How do university lecturers’ experiences of being ‘cared for’ impact on the role of academic tutor? How can reflection on this bring new ways of looking at the 21st century student?
What are the implications of this for the design and organisation of tutoring roles and systems? What are the implications of this for the model of attendance universities require?
Sometimes, staff expectations of their students appear to be rooted in the previous experiences of the individual tutor, where the incoming students are compared to some idealised notion of what a student is, was or should be. This may be based to some extent on what the individual tutor has experienced as a successful ‘way of being’ that has been internalised and become part of the tutor persona and informs their interactions with students. If we accept that the primary focus of students on the role is to observe some ‘care’ from their tutor, then we can ask what experience of ‘care’ has the tutor received that either enables or hampers their success as a tutor.
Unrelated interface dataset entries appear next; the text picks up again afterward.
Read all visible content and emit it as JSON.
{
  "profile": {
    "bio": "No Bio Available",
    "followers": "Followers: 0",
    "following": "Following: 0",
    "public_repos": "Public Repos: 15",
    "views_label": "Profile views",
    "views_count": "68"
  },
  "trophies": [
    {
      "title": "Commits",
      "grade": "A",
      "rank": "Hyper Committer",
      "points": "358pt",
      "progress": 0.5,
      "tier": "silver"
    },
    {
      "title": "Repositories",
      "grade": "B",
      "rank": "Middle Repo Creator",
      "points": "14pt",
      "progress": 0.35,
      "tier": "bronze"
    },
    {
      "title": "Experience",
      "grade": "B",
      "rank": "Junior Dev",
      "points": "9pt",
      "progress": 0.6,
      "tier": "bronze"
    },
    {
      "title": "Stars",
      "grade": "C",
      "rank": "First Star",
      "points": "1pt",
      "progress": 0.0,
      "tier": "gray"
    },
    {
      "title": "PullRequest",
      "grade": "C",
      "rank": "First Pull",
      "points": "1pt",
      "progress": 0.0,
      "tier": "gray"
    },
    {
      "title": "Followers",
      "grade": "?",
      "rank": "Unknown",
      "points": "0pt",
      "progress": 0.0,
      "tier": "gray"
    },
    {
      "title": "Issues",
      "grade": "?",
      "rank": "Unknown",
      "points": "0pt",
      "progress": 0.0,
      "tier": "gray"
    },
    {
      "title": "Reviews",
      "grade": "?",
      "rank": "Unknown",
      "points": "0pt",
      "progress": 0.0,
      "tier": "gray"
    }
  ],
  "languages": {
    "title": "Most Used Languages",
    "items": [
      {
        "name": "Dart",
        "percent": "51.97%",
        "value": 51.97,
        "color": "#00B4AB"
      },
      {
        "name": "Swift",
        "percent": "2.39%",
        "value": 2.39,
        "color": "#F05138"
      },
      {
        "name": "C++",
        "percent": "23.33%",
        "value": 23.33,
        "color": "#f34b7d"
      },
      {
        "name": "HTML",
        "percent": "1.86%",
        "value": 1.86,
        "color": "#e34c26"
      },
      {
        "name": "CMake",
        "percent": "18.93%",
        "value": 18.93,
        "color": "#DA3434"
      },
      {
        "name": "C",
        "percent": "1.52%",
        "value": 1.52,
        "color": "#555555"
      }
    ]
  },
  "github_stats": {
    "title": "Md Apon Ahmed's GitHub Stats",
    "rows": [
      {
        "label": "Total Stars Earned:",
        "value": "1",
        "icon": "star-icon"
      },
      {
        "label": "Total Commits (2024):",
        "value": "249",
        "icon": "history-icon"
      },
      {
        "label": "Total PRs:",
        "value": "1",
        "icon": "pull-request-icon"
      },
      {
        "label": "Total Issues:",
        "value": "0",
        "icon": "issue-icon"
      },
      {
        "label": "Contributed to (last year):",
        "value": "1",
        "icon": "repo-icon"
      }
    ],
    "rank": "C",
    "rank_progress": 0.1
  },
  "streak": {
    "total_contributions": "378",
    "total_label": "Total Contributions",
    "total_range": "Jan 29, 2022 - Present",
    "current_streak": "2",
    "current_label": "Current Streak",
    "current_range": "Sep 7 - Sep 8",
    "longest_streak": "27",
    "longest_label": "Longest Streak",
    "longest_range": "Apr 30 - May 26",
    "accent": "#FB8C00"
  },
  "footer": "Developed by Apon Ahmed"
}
We propose a co-designed iterative development of a staff training session for tutoring/advising which encourages staff to reflect on their own experiences of being tutored. We ask the questions:
- What is this idealised notion of what a student ‘should’ take from a university experience? Where does this notion come from?
- What is the staff experience of being tutored and tutoring and how does this feed into their own practice of care?
- Is this notion of care affected by the way central services support is provided?
- How can self- awareness especially re: tutoring take into account new ways of studying and acknowledge and empathise with contemporary realities for students?